Study material:
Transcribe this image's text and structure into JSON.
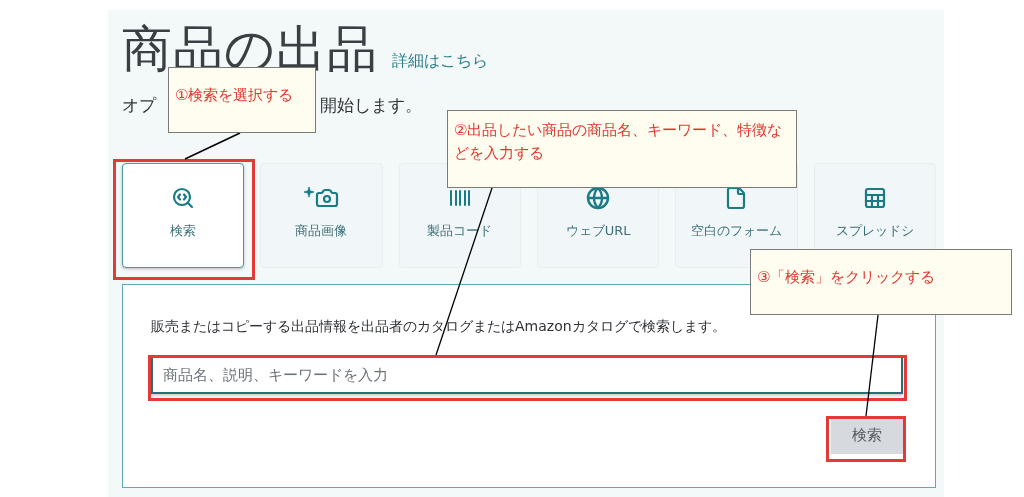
{
  "title": "商品の出品",
  "help_link": "詳細はこちら",
  "subtitle": [
    "オプ",
    "開始します。"
  ],
  "tiles": [
    {
      "label": "検索",
      "selected": true
    },
    {
      "label": "商品画像",
      "selected": false
    },
    {
      "label": "製品コード",
      "selected": false
    },
    {
      "label": "ウェブURL",
      "selected": false
    },
    {
      "label": "空白のフォーム",
      "selected": false
    },
    {
      "label": "スプレッドシ",
      "selected": false
    }
  ],
  "search": {
    "description": "販売またはコピーする出品情報を出品者のカタログまたはAmazonカタログで検索します。",
    "placeholder": "商品名、説明、キーワードを入力",
    "button": "検索"
  },
  "callouts": [
    {
      "text": "①検索を選択する"
    },
    {
      "text": "②出品したい商品の商品名、キーワード、特徴などを入力する"
    },
    {
      "text": "③「検索」をクリックする"
    }
  ]
}
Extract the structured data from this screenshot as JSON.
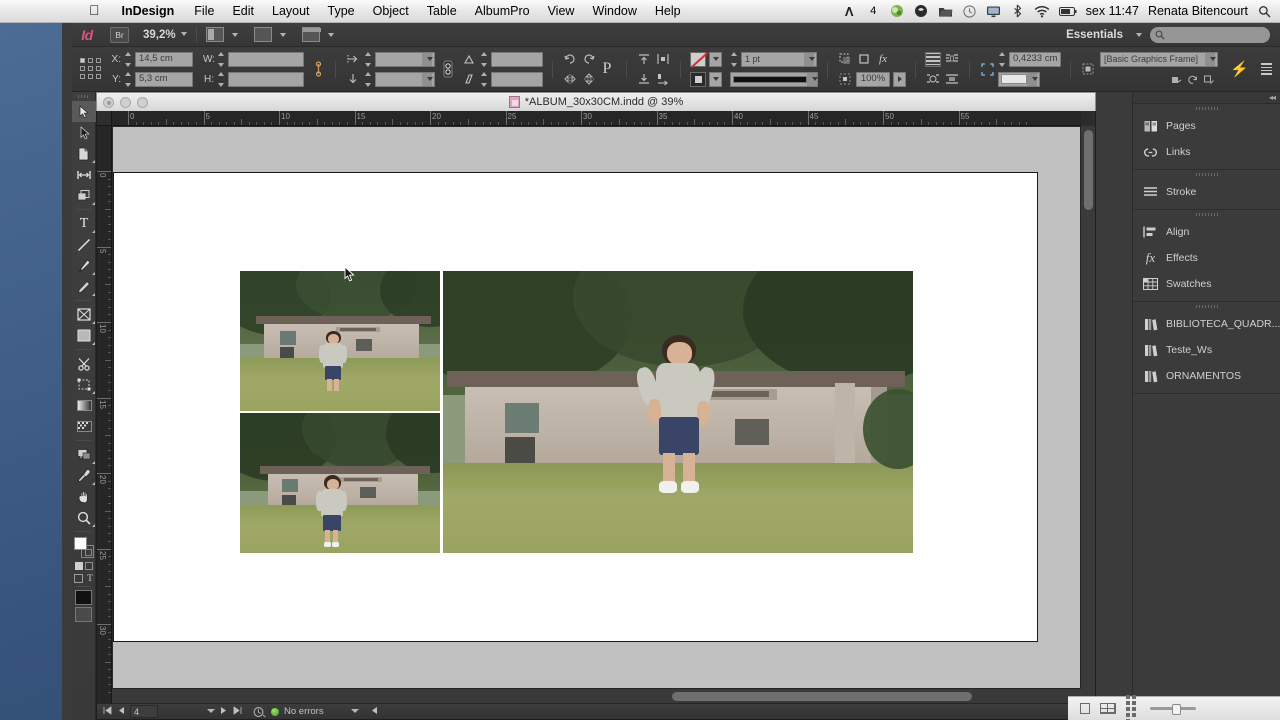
{
  "menubar": {
    "apple_icon": "apple-icon",
    "app_name": "InDesign",
    "items": [
      "File",
      "Edit",
      "Layout",
      "Type",
      "Object",
      "Table",
      "AlbumPro",
      "View",
      "Window",
      "Help"
    ],
    "status_icons": [
      "adobe-cc-count-icon",
      "adobe-cc-icon",
      "dropbox-icon",
      "folder-icon",
      "time-machine-icon",
      "display-icon",
      "bluetooth-icon",
      "wifi-icon",
      "battery-icon"
    ],
    "cc_count": "4",
    "clock": "sex 11:47",
    "user": "Renata Bitencourt",
    "spotlight_icon": "search-icon"
  },
  "appbar": {
    "logo": "Id",
    "bridge_label": "Br",
    "zoom_level": "39,2%",
    "view_mode_icons": [
      "screen-mode-icon",
      "view-options-icon",
      "arrange-documents-icon"
    ],
    "workspace": "Essentials",
    "search_placeholder": ""
  },
  "control": {
    "reference_point_label": "reference-point-proxy",
    "x_label": "X:",
    "x_value": "14,5 cm",
    "y_label": "Y:",
    "y_value": "5,3 cm",
    "w_label": "W:",
    "w_value": "",
    "h_label": "H:",
    "h_value": "",
    "constrain_icon": "constrain-proportions-icon",
    "scale_x_value": "",
    "scale_y_value": "",
    "shear_value": "",
    "rotate_value": "",
    "stroke_weight": "1 pt",
    "opacity": "100%",
    "corner_radius": "0,4233 cm",
    "object_style": "[Basic Graphics Frame]",
    "fill_swatch": "none-swatch-icon",
    "stroke_swatch": "black-stroke-swatch-icon",
    "quick_apply_icon": "quick-apply-icon",
    "panel_menu_icon": "panel-menu-icon"
  },
  "document": {
    "title": "*ALBUM_30x30CM.indd @ 39%",
    "icon": "indesign-document-icon",
    "ruler_units": "cm",
    "ruler_h_labels": [
      "0",
      "5",
      "10",
      "15",
      "20",
      "25",
      "30",
      "35",
      "40",
      "45",
      "50",
      "55"
    ],
    "ruler_v_labels": [
      "0",
      "5",
      "10",
      "15",
      "20",
      "25",
      "30"
    ]
  },
  "status": {
    "first_page_icon": "first-page-icon",
    "prev_page_icon": "previous-page-icon",
    "page_number": "4",
    "page_dropdown_icon": "chevron-down-icon",
    "next_page_icon": "next-page-icon",
    "last_page_icon": "last-page-icon",
    "preflight_icon": "preflight-icon",
    "preflight_status": "No errors",
    "preflight_dropdown_icon": "chevron-down-icon",
    "preflight_color": "#4caf28"
  },
  "tools": {
    "items": [
      {
        "name": "selection-tool",
        "glyph": "select",
        "selected": true
      },
      {
        "name": "direct-selection-tool",
        "glyph": "direct"
      },
      {
        "name": "page-tool",
        "glyph": "page"
      },
      {
        "name": "gap-tool",
        "glyph": "gap"
      },
      {
        "name": "content-collector-tool",
        "glyph": "collector"
      },
      {
        "name": "type-tool",
        "glyph": "T"
      },
      {
        "name": "line-tool",
        "glyph": "line"
      },
      {
        "name": "pen-tool",
        "glyph": "pen"
      },
      {
        "name": "pencil-tool",
        "glyph": "pencil"
      },
      {
        "name": "rectangle-frame-tool",
        "glyph": "frame"
      },
      {
        "name": "rectangle-tool",
        "glyph": "rect"
      },
      {
        "name": "scissors-tool",
        "glyph": "scissors"
      },
      {
        "name": "free-transform-tool",
        "glyph": "transform"
      },
      {
        "name": "gradient-swatch-tool",
        "glyph": "gradient"
      },
      {
        "name": "gradient-feather-tool",
        "glyph": "feather"
      },
      {
        "name": "note-tool",
        "glyph": "note"
      },
      {
        "name": "eyedropper-tool",
        "glyph": "eyedropper"
      },
      {
        "name": "hand-tool",
        "glyph": "hand"
      },
      {
        "name": "zoom-tool",
        "glyph": "zoom"
      }
    ],
    "fill_color": "#ffffff",
    "stroke_color": "#000000",
    "apply_none_icon": "apply-none-icon",
    "formatting_text_icon": "formatting-affects-text-icon",
    "normal_mode_icon": "normal-view-mode-icon",
    "preview_mode_icon": "preview-mode-icon"
  },
  "dock": {
    "collapse_icon": "collapse-panels-icon",
    "groups": [
      {
        "items": [
          {
            "label": "Pages",
            "icon": "pages-icon"
          },
          {
            "label": "Links",
            "icon": "links-icon"
          }
        ]
      },
      {
        "items": [
          {
            "label": "Stroke",
            "icon": "stroke-icon"
          }
        ]
      },
      {
        "items": [
          {
            "label": "Align",
            "icon": "align-icon"
          },
          {
            "label": "Effects",
            "icon": "effects-icon"
          },
          {
            "label": "Swatches",
            "icon": "swatches-icon"
          }
        ]
      },
      {
        "items": [
          {
            "label": "BIBLIOTECA_QUADR...",
            "icon": "library-icon"
          },
          {
            "label": "Teste_Ws",
            "icon": "library-icon"
          },
          {
            "label": "ORNAMENTOS",
            "icon": "library-icon"
          }
        ]
      }
    ]
  },
  "layout": {
    "photos": [
      {
        "name": "photo-top-left",
        "desc": "boy standing in field before concrete building"
      },
      {
        "name": "photo-bottom-left",
        "desc": "boy walking in field before concrete building"
      },
      {
        "name": "photo-right-large",
        "desc": "boy running in field before concrete building"
      }
    ]
  },
  "colors": {
    "ui_dark": "#3b3b3b",
    "panel_dark": "#383838",
    "accent_pink": "#e0547c",
    "canvas_gray": "#c0c0c0",
    "page_white": "#fefefe",
    "desktop_blue": "#36537b"
  }
}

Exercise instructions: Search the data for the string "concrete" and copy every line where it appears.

Answer to the exercise:
        "desc": "boy standing in field before concrete building"
        "desc": "boy walking in field before concrete building"
        "desc": "boy running in field before concrete building"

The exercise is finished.